── Records provided
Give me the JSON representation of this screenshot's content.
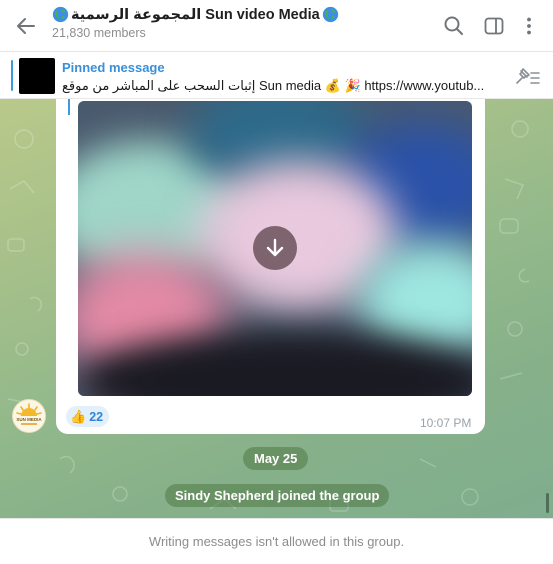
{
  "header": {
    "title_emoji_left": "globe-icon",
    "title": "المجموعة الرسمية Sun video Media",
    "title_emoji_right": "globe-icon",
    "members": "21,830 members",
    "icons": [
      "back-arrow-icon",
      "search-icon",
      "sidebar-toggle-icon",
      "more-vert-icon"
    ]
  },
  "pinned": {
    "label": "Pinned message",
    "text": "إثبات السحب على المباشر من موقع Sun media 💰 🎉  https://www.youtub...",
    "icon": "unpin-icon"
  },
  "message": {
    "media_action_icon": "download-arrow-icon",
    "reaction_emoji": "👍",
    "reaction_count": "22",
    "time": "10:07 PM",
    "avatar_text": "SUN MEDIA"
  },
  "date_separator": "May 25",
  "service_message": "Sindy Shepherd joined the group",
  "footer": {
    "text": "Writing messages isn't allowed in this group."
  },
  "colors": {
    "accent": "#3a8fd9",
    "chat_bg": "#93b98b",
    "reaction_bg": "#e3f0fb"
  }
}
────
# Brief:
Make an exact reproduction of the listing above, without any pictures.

# Answer space:
Give me the JSON representation of this screenshot's content.
{
  "header": {
    "title_emoji_left": "globe-icon",
    "title": "المجموعة الرسمية Sun video Media",
    "title_emoji_right": "globe-icon",
    "members": "21,830 members",
    "icons": [
      "back-arrow-icon",
      "search-icon",
      "sidebar-toggle-icon",
      "more-vert-icon"
    ]
  },
  "pinned": {
    "label": "Pinned message",
    "text": "إثبات السحب على المباشر من موقع Sun media 💰 🎉  https://www.youtub...",
    "icon": "unpin-icon"
  },
  "message": {
    "media_action_icon": "download-arrow-icon",
    "reaction_emoji": "👍",
    "reaction_count": "22",
    "time": "10:07 PM",
    "avatar_text": "SUN MEDIA"
  },
  "date_separator": "May 25",
  "service_message": "Sindy Shepherd joined the group",
  "footer": {
    "text": "Writing messages isn't allowed in this group."
  },
  "colors": {
    "accent": "#3a8fd9",
    "chat_bg": "#93b98b",
    "reaction_bg": "#e3f0fb"
  }
}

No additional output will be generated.